* **Interface dataset entries**:
——————
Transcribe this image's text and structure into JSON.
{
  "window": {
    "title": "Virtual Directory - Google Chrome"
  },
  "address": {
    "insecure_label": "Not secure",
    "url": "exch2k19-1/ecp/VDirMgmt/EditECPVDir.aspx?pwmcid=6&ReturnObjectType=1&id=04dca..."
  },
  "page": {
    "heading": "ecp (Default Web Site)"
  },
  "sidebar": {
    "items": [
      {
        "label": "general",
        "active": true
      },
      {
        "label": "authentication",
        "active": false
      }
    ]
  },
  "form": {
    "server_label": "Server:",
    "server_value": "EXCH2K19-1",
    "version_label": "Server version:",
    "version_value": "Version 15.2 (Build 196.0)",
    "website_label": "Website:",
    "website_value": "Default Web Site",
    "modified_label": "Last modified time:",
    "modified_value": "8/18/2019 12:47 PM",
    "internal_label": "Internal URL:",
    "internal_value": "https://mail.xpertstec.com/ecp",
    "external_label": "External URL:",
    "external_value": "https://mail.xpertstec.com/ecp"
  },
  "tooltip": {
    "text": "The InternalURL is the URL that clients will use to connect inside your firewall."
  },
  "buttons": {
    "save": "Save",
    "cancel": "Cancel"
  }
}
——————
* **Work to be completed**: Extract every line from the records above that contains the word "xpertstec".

* **Response area**:
    "internal_value": "https://mail.xpertstec.com/ecp",
    "external_value": "https://mail.xpertstec.com/ecp"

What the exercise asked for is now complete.